Fair Fight’s PAC, officially known as Fair Fight, Inc., has come under intense scrutiny in recent weeks. She recently opened an internal investigation after Fox News revealed that longtime Abrams aide and PAC director Andre Fields paid his sister and a friend tens of thousands of dollars for counseling services when neither has a political background .
“On October 13, Fair Fight PAC became aware that PAC funds may have been wrongfully paid to consultants,” a statement from Fair Fight PAC said. “Our first priority is to organize collective voter education efforts, which we will not lose sight of throughout this internal investigation.”
Fair Fight Action’s new executive director, Cianti Stewart-Reid, declined to disclose the group’s donors. But POLITICO was able to identify donations from George Soros’ Open Society Foundations and the Sixteen Thirty Fund, two large, well-funded liberal organizations, based on interviews and a review of other Form 990s.
The Open Society’s co-director for US grants, Laleh Ispahani, said she was impressed with the “cutting edge” of Fair Fight Action. “I’ve always been informed about the work and I think most of their donors would probably say the same thing,” Ispahani said.

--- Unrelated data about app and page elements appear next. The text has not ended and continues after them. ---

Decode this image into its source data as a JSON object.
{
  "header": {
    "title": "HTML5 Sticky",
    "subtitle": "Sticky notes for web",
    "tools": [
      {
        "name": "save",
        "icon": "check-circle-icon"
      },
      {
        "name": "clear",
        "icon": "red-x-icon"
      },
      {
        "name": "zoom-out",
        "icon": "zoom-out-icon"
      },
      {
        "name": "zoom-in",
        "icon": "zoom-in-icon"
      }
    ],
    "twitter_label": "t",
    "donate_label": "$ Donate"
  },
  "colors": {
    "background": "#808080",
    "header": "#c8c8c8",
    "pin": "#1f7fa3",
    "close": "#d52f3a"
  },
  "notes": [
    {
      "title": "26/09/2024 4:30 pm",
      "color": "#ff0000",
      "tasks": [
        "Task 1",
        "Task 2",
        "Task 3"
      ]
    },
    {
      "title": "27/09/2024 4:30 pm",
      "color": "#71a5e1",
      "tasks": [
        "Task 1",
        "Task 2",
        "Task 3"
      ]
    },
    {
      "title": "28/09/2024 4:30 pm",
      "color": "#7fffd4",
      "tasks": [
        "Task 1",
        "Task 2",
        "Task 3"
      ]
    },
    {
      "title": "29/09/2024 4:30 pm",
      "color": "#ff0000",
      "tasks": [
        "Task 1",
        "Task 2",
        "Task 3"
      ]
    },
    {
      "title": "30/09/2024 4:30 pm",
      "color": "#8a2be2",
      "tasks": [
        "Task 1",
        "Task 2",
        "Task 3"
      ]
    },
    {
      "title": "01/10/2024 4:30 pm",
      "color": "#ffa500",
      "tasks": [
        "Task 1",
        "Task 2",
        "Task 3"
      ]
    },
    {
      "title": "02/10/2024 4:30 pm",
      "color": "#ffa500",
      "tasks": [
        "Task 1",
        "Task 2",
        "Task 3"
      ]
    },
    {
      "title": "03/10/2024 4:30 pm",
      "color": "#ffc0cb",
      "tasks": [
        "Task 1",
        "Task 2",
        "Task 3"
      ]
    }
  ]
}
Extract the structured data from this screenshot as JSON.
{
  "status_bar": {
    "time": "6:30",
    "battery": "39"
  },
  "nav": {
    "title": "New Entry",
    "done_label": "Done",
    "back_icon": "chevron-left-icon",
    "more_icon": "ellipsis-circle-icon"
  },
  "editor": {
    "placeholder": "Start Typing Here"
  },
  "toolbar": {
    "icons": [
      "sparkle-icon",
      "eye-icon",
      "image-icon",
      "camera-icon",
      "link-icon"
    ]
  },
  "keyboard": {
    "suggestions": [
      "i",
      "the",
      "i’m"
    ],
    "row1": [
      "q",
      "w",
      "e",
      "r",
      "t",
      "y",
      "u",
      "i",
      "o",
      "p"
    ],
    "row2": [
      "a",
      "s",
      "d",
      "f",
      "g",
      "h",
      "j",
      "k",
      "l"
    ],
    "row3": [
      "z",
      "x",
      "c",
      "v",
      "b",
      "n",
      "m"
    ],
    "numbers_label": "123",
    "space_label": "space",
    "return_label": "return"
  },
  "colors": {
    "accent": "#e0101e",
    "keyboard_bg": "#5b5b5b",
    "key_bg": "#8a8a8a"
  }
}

But asked about the money spent on outside legal fees and his 2018 case, Ispahani said: ‘I wasn’t aware of that. I’ll tell you, I didn’t know what they spent on this, or even how they were funding this, quite honestly. So I don’t have much to tell you.
The Sixteen Thirty Fund declined to comment on its grant to Fair Fight Action.
go to trial
The case, delayed by the Covid, was finally tried in the spring. During 21 days of testimony between April and June this year, Fair Fight Action called 50 witnesses, including 25 voters, seven of whom were unable to vote in the 2016 and 2018 elections.
Before the trial, Fair Fight Action had collected more than 3,300 statements from voters and included 350 of those stories in the discovery portion of the case before the trial. Lawrence-Hardy said after closing arguments that it was a source of pride for her and her team to be able to document the experiences of so many voters.
One witness was a Fulton County voter named Andre Smith, who was repeatedly flagged as a felon and removed from the electoral system due to a false match with another Andre Smith. The defense acknowledged the problem, but said the decision to remove Smith was made at the Fulton County level, and therefore not the fault of the Secretary of State’s office.
The state argued that while Georgia’s electoral system is not perfect, it is neither systemically flawed nor intentionally discriminatory.
Josh Belinfante, the state’s lead attorney, argued that while individual voters may have problems voting, the right to vote itself was not taxed, which is the legal standard in such cases. . (Belinfante’s firm also represented the Republican Party of Georgia, including in an unsuccessful lawsuit challenging mail-in ballots in Chatham County in the 2020 presidential election.)
On the stand, Belinfante questioned Lauren Groh-Wargo, campaign manager for Abrams in 2018, who also served as director of Fair Fight Action, about why the organization challenged election procedures in 2018 but called the 2020 elections of “free and fair” – a point amplified by Justice Jones in a question from the bench.